This 13-week series focuses on 1 Peter where we will look at what it means to have hope as sojourners.  This chapter points us towards eternal hope.  The Christian hope is more than mere optimism that says things will “hopefully” work out. It is a sure hope, and so we “hope fully” (1 Peter 1:13) through every trial and test of faith.

Other sermons in the series

January 08, 2023

Hold on to Hope

1Peter 1:3-4 [ESV] 3 Blessed be the God and Father of our Lord Jesus...

January 15, 2023

Ready and Holy

1Peter 1:16 [ESV] 16 since it is written, "You shall be holy, for I am...

January 22, 2023

Hope Grows

1 Peter 1:25 [ESV] 25 but the word of the Lord remains forever." And...

January 29, 2023

Life with Jesus

1 Peter 2:9 [ESV] 9 But you are a chosen race, a royal priesthood, a...

February 12, 2023

Keep Going

1 Peter 2:24 [ESV] 24 He himself bore our sins in his body on the tree...

February 26, 2023

Hope-Filled Marriage

1 Peter 3:1, 7 [ESV] 1 Likewise, wives, be subject to your own...

March 05, 2023

Many Good Days

1 Peter 3:12 [ESV] 12 For the eyes of the Lord are on the righteous...

March 19, 2023

Life Choices

1 Peter 4:10-11 [ESV] 10 As each has received a gift, use it to serve...

March 26, 2023
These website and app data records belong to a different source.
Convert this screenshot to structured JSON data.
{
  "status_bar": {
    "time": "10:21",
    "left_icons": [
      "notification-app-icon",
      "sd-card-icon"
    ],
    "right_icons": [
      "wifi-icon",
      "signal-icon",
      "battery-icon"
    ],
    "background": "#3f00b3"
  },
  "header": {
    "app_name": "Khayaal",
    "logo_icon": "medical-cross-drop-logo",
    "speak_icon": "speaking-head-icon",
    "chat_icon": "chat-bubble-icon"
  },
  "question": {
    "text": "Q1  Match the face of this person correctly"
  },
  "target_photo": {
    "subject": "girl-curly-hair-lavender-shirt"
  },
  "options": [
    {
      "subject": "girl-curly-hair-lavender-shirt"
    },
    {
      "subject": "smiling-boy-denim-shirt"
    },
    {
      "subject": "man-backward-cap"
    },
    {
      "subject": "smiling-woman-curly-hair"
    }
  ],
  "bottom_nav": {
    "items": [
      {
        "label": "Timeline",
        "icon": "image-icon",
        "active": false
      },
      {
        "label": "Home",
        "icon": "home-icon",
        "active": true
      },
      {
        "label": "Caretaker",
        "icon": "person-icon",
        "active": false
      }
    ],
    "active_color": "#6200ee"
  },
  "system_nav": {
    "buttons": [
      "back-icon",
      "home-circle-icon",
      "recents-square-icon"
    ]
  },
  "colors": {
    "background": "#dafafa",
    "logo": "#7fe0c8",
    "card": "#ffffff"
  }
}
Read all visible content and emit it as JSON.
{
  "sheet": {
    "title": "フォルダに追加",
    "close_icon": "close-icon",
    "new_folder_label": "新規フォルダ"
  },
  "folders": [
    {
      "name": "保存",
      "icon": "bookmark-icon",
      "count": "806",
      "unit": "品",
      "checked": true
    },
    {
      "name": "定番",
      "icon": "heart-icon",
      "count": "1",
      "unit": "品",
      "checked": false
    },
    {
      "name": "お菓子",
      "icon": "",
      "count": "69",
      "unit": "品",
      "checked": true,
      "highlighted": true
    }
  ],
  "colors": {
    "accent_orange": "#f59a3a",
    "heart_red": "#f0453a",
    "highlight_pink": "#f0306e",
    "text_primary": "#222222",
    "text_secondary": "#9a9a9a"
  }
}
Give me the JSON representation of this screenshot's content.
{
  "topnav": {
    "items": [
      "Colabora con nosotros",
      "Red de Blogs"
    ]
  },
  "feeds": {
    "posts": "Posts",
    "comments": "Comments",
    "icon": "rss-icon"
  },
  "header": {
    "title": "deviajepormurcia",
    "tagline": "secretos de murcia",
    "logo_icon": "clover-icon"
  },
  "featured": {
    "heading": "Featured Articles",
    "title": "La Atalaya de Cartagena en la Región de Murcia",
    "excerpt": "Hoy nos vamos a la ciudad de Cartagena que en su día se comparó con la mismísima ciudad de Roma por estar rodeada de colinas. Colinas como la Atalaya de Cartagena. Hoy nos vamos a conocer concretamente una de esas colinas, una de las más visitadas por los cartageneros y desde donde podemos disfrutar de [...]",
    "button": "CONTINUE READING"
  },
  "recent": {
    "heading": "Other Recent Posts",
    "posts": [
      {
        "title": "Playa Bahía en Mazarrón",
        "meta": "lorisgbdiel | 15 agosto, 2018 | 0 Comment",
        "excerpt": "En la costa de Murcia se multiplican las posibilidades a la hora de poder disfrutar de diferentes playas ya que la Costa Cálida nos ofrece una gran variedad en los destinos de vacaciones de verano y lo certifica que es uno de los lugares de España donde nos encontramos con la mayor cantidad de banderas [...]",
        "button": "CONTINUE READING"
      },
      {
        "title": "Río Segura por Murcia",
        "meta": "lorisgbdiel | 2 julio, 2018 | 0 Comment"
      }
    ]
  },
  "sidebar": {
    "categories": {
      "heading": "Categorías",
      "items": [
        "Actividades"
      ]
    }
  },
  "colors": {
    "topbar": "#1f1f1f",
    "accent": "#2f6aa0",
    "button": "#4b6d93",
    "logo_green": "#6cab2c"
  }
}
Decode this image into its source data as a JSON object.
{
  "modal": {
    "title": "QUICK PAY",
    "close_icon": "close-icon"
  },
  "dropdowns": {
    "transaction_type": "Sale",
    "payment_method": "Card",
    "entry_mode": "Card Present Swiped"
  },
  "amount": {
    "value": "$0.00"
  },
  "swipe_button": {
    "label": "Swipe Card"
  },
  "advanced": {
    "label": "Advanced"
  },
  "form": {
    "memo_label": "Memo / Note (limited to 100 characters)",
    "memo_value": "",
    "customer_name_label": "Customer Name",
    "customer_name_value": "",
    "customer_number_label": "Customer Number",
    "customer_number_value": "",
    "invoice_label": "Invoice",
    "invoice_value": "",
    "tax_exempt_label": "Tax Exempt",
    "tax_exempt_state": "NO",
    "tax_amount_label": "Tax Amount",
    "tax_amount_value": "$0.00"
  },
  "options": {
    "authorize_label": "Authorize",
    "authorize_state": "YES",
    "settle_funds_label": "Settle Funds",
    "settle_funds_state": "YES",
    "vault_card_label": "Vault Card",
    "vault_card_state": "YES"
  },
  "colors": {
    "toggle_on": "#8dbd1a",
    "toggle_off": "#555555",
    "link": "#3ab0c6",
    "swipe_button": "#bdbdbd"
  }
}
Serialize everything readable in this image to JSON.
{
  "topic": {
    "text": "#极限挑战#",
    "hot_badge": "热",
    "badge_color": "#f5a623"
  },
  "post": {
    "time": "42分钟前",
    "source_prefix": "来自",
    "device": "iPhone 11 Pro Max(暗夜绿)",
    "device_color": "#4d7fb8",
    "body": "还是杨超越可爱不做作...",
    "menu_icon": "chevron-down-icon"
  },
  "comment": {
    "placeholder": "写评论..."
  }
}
Continue to Rejoice

1 Peter 4:19 [ESV] 19 Therefore let those who suffer according to God's...